Archive for the ‘Troubleshooting by Symptom’ Category
Monday, September 19th, 2016
Recently, many of our clients have reported seeing popup alerts while in their web browser. Hackers have found ways to force your browser to display these windows, and the alerts might appear to come from Apple, Microsoft, Adobe, or other recognizable computer corporations. In reality, the window is a scam, and this article will tell you how to avoid being scammed.
What all these scams have in common is that they say viruses or spyware has been found on your computer, and they tell you to call a toll free number for help removing it.
Even if your computer actually has viruses or spyware, it has nothing to do with this window…nobody has scanned your computer for viruses. It’s just a fake window trying to scare you into calling the toll free number and pay an exorbitant fee to “fix” this non-existent problem. Don’t call.
If you call, the “support agent” first gets you to give them remote access to your computer…which usually involves implanting a tiny piece of remote access software that allows them to connect. Then they’ll quote somewhere between $99 and $299 for the virus removal service. Of course there’s really no service to perform…there’s nothing wrong with your computer.
However, once you’ve given them remote access, they can control your computer and access all your files…their secondary goal after scamming you for cash. Some clients have even reported that the “support agent” doesn’t take credit cards, so they require your bank account and routing number to charge you…which also gives them everything they need to clean out your bank account.
This is an easy problem for you to fix without any help.
What you should do
1. Click Force Quit… in the Apple menu.
2. Select your web browser in the window, then click the Force Quit button at the lower right corner of the window.
3. Hold down the Shift key while reopening your browser. Your browser will go to its normal home page. Problem solved, and it didn’t cost a dime!
Sunday, September 28th, 2014
There are several things that can cause slow performance. We recommend taking these self-help steps to speed things up. Click on each numbered item for the instructions for that step.
- Repair Your Hard Disk in Single User Mode.
- Safe Boot your Mac.
- Use Disk Utility to repair the disk permissions on your startup disk.
- Run Cocktail, a Mac OS X maintenance utility.
- Run a virus check with ClamXav to check for, and eliminate, phishing scripts can slow down your Mac.
Thursday, October 13th, 2011
- Frequently accessed files are more prone to corruption than files accessed infrequently. By using a copy of your fonts, Mac OS X is protecting the originals. If the copies become damaged, you can simply delete them and Mac OS X automatically make a new copy from the original.
- It takes longer to access files when they’re scattered all over your hard disk than if they’re in one place. By keeping all the fonts you use in the font cache, text displays more quickly on screen.

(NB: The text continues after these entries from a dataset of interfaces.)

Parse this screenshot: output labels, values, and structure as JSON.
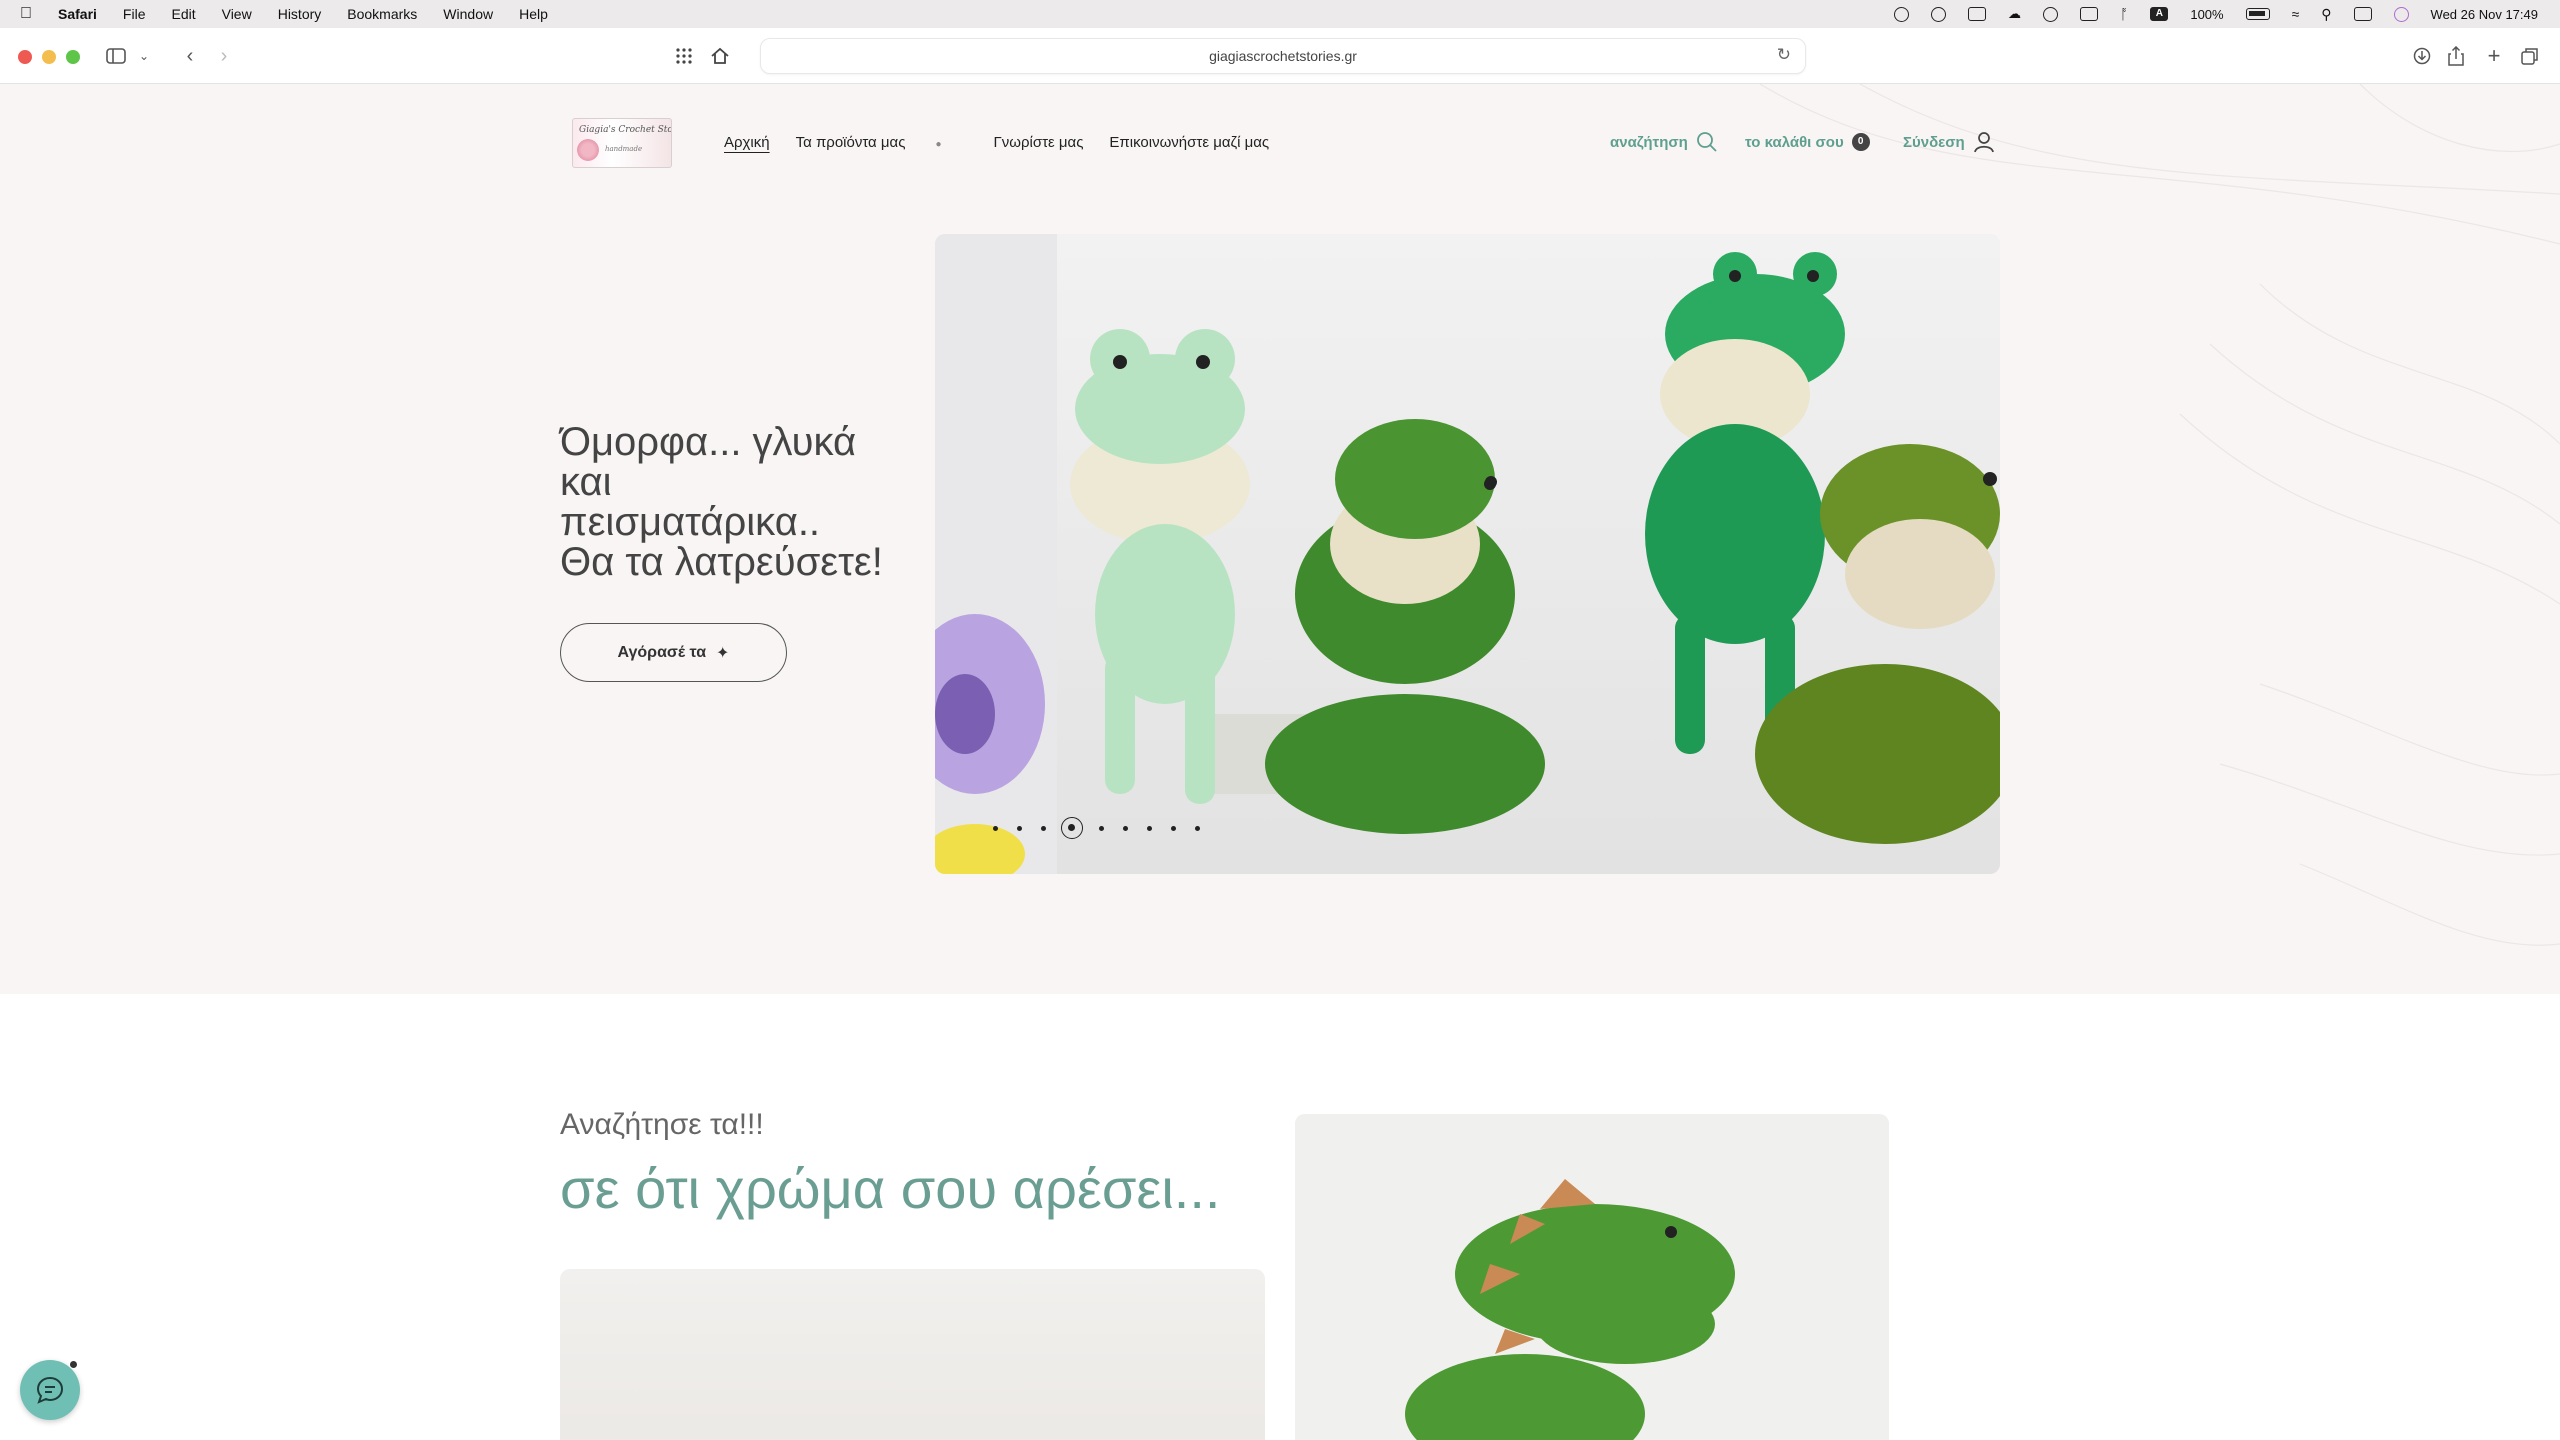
{
  "menubar": {
    "app": "Safari",
    "items": [
      "File",
      "Edit",
      "View",
      "History",
      "Bookmarks",
      "Window",
      "Help"
    ],
    "battery": "100%",
    "input_source": "A",
    "datetime": "Wed 26 Nov  17:49"
  },
  "browser": {
    "url": "giagiascrochetstories.gr"
  },
  "site": {
    "logo_line1": "Giagia's Crochet Stories",
    "logo_line2": "handmade",
    "nav": {
      "home": "Αρχική",
      "products": "Τα προϊόντα μας",
      "about": "Γνωρίστε μας",
      "contact": "Επικοινωνήστε μαζί μας"
    },
    "search_label": "αναζήτηση",
    "cart_label": "το καλάθι σου",
    "cart_count": "0",
    "login_label": "Σύνδεση"
  },
  "hero": {
    "title_line1": "Όμορφα... γλυκά",
    "title_line2": "και",
    "title_line3": "πεισματάρικα..",
    "title_line4": "Θα τα λατρεύσετε!",
    "button_label": "Αγόρασέ τα",
    "slide_count": 9,
    "active_slide": 4
  },
  "section2": {
    "subtitle": "Αναζήτησε τα!!!",
    "title": "σε ότι χρώμα σου αρέσει..."
  },
  "colors": {
    "accent": "#5e9f8f",
    "heading_accent": "#6a9e92",
    "chat_button": "#6fbfb4",
    "hero_bg": "#f9f5f5"
  }
}
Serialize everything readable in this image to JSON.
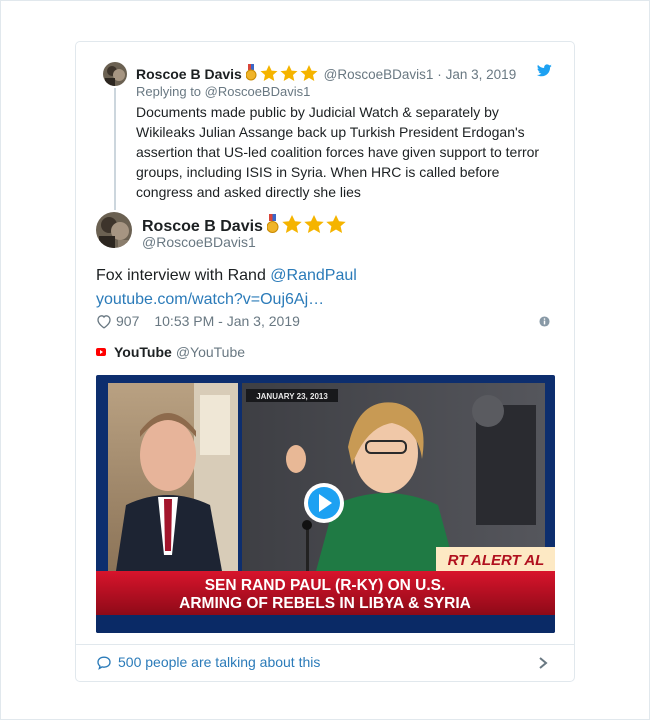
{
  "reply": {
    "author_name": "Roscoe B Davis",
    "author_handle": "@RoscoeBDavis1",
    "separator": "·",
    "date": "Jan 3, 2019",
    "replying_to": "Replying to @RoscoeBDavis1",
    "text": "Documents made public by Judicial Watch & separately by Wikileaks Julian Assange back up Turkish President Erdogan's assertion that US-led coalition forces have given support to terror groups, including ISIS in Syria. When HRC is called before congress and asked directly she lies"
  },
  "tweet": {
    "author_name": "Roscoe B Davis",
    "author_handle": "@RoscoeBDavis1",
    "text_prefix": "Fox interview with Rand ",
    "mention": "@RandPaul",
    "url_text": "youtube.com/watch?v=Ouj6Aj…",
    "likes": "907",
    "timestamp": "10:53 PM - Jan 3, 2019"
  },
  "embed": {
    "source_name": "YouTube",
    "source_handle": "@YouTube",
    "video": {
      "date_caption": "JANUARY 23, 2013",
      "alert_text": "RT ALERT AL",
      "headline_line1": "SEN RAND PAUL (R-KY) ON U.S.",
      "headline_line2": "ARMING OF REBELS IN LIBYA & SYRIA"
    }
  },
  "footer": {
    "talking_text": "500 people are talking about this"
  },
  "colors": {
    "link": "#2b7bb9",
    "muted": "#697882",
    "twitter_blue": "#1da1f2",
    "youtube_red": "#ff0000",
    "star_gold": "#f5b400",
    "news_red": "#c8102e"
  },
  "icons": [
    "twitter-bird-icon",
    "medal-icon",
    "star-icon",
    "heart-icon",
    "info-icon",
    "youtube-icon",
    "play-icon",
    "chat-bubble-icon",
    "chevron-right-icon"
  ]
}
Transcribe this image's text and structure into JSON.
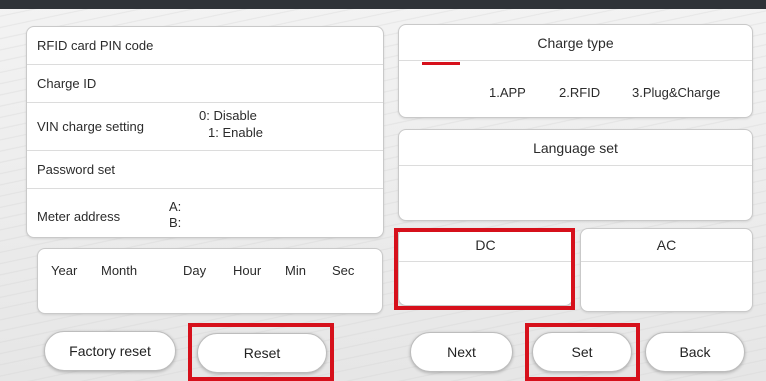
{
  "left_panel": {
    "rfid_pin_label": "RFID card PIN code",
    "charge_id_label": "Charge ID",
    "vin_label": "VIN charge setting",
    "vin_option_disable": "0: Disable",
    "vin_option_enable": "1: Enable",
    "password_label": "Password set",
    "meter_label": "Meter address",
    "meter_a": "A:",
    "meter_b": "B:"
  },
  "datetime": {
    "year": "Year",
    "month": "Month",
    "day": "Day",
    "hour": "Hour",
    "min": "Min",
    "sec": "Sec"
  },
  "charge_type": {
    "title": "Charge type",
    "options": [
      "1.APP",
      "2.RFID",
      "3.Plug&Charge"
    ],
    "indicator_color": "#d6101b"
  },
  "language": {
    "title": "Language set"
  },
  "dc": {
    "title": "DC"
  },
  "ac": {
    "title": "AC"
  },
  "buttons": {
    "factory_reset": "Factory reset",
    "reset": "Reset",
    "next": "Next",
    "set": "Set",
    "back": "Back"
  },
  "colors": {
    "highlight": "#d6101b",
    "top_bar": "#2f3338"
  }
}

Over time, font cache files tend to become corrupted because they’re accessed and modified so frequently. When they do, the text in any or all your programs may display odd spacing, wrong letter shapes, substituted characters, or look like garbled gibberish.
When you see those symptoms, it’s time to clean your font caches. Once they’re deleted, Mac OS X and your programs will simply create clean new ones.
If you typically use FontBook (the font manager that comes with Mac OS X), Extensis Suitcase, or other font manager software that doesn’t have built-in font cache cleaning, click here for instructions about how to Clean Your Font Caches with Font Finagler.
If you use Linotype’s FontExplorer X or FontExplorer X Pro, the tools for cleaning font caches are built right into the program. Click here for instructions about how to Clean Your Font Caches with FontExplorer X.
If the text in Microsoft Entourage looks like garbled gibberish, you can clean its font caches manually. Click here for instructions about how to Clean Your Font Caches for Microsoft Entourage.
Thursday, October 13th, 2011
If you’re seeing garbled gibberish in Microsoft Entourage mail messages, there are two files you can delete manually that should solve the problem.
1. Quit from Microsoft Entourage. Then go to the following folder on your hard disk:
Thursday, October 13th, 2011
Nearly all Macintosh computers have a battery on the logic board that provides power to a small amount of memory that retains settings required by your computer for proper startup. That small amount of memory is called Parameter Random Access Memory, or PRAM for short. Some of the settings stored in the PRAM are the current date and time, the settings that allow your Mac to communicate with its monitor, and the current startup disk.
The battery lasts an average of five years, depending on usage, but when it finally runs out of power, your first clue will be that each time your Mac starts up, the date and time will be wrong.
At that point it’s time to replace the PRAM battery. Once the battery is replaced, the Mac will retain the correct date and time and all necessary settings.
Desktop Macs typically use a 3.6 volt lithium battery that looks like this:
It’s as thick and about half as tall as a standard AA battery. (It’s called a 1/2 AA 3.6V lithium battery). Those batteries are available at Radio Shack, Batteries Plus, and online.
Some newer Mac models use CR2032 button cells, available at Radio Shack, Best Buy, and even Walmart. It looks like this:
Some older Mac desktop models use a 4.5 volt battery pack that looks like this: